> _Problem statement_
From the data below, tally each line that has "新版检测" in it, then give that tally without comment.
>>>>>
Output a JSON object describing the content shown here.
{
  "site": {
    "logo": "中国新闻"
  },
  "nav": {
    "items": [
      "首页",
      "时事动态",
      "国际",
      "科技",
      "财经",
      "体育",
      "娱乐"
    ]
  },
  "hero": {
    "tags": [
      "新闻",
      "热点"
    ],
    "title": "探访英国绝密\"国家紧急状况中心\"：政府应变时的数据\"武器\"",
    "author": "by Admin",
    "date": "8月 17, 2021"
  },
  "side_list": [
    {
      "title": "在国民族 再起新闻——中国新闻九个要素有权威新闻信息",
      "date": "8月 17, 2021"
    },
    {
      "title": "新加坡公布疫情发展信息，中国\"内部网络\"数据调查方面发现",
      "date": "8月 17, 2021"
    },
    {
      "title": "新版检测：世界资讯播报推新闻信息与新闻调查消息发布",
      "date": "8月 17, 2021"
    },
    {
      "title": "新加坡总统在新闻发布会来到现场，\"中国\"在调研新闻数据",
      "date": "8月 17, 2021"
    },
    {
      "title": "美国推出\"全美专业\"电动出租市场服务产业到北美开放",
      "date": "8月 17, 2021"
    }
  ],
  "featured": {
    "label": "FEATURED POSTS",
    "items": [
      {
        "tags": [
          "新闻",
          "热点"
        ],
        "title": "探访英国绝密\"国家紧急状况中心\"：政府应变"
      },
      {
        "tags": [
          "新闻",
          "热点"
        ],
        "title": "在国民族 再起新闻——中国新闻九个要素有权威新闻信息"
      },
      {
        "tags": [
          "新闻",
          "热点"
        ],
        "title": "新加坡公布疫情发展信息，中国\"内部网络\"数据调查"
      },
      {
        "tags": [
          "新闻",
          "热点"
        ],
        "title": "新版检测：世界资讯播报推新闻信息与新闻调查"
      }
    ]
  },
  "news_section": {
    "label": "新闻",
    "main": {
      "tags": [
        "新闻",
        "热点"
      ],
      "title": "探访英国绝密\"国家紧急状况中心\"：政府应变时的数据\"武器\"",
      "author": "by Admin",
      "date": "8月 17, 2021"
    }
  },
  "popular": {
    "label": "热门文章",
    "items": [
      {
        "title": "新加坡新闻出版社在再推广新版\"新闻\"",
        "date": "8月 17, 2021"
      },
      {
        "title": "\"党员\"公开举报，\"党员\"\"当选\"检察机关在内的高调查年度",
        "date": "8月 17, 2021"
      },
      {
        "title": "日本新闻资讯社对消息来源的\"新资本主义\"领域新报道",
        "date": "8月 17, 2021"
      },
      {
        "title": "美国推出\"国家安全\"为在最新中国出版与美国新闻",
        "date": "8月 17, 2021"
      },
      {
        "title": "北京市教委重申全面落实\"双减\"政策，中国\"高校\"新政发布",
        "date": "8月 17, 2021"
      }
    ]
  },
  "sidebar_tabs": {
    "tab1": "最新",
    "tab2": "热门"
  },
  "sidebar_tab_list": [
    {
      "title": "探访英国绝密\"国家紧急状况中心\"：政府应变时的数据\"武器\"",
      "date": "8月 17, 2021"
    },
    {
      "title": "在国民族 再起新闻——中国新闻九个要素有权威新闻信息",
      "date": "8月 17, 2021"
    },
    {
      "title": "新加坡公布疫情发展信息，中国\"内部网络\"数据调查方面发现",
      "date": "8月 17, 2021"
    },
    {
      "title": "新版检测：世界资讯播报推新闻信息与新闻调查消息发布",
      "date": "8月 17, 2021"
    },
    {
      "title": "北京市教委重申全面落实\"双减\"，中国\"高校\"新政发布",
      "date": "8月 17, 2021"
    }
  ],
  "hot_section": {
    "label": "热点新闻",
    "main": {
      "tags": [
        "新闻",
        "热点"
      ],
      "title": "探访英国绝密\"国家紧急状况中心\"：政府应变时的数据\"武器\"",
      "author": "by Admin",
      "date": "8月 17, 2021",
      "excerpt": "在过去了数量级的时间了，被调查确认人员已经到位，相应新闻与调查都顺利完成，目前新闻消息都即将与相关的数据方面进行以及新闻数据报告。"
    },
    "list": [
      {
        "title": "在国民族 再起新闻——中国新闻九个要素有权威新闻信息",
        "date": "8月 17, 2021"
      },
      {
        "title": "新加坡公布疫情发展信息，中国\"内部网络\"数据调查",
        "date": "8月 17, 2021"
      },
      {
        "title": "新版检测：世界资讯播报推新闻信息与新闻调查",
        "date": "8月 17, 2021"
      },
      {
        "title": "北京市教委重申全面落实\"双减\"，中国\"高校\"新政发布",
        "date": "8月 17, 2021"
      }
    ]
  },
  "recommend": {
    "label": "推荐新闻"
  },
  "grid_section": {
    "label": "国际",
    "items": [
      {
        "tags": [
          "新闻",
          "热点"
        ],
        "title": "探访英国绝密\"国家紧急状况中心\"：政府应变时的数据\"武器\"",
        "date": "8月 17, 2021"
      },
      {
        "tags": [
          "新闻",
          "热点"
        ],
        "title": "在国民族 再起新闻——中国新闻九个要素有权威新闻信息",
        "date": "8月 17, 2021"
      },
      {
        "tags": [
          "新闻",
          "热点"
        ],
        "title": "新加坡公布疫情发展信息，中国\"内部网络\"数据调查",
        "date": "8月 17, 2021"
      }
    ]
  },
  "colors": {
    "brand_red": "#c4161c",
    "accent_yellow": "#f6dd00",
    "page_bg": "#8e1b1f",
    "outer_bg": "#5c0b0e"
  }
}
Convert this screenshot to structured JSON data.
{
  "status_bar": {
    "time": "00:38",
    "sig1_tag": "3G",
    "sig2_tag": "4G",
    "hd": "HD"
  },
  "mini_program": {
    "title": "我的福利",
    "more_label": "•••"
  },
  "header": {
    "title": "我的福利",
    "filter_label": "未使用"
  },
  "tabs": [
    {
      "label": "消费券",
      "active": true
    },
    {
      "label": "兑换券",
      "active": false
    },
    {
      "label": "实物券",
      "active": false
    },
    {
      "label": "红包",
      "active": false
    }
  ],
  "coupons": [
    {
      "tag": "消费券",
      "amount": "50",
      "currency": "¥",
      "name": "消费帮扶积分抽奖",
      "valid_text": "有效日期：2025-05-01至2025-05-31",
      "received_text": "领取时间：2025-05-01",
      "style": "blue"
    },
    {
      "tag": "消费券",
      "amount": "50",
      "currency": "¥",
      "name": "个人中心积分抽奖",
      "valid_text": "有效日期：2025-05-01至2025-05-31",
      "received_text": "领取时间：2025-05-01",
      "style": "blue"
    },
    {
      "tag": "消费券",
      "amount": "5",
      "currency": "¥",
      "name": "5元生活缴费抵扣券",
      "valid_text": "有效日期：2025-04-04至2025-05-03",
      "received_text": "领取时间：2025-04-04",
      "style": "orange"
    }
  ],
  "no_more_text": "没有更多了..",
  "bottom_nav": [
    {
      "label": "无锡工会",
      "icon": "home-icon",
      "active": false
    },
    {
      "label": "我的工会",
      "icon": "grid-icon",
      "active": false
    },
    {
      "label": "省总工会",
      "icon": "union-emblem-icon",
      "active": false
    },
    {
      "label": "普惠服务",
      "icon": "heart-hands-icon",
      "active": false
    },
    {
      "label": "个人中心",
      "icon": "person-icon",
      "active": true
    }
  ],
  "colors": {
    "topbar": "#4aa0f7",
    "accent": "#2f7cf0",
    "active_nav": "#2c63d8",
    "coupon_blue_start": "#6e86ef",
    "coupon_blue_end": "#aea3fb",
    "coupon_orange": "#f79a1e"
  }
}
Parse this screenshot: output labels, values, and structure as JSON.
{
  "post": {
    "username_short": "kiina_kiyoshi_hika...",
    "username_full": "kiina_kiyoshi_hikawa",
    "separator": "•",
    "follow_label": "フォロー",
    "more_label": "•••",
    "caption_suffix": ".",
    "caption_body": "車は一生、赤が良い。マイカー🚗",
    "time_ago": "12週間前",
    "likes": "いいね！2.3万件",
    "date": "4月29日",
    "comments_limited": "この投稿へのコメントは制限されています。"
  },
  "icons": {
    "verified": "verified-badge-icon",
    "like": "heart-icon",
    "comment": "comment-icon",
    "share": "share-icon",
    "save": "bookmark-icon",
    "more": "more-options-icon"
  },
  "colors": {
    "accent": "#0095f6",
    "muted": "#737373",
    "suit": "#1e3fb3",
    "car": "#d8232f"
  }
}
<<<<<
> _Solution for this problem_
4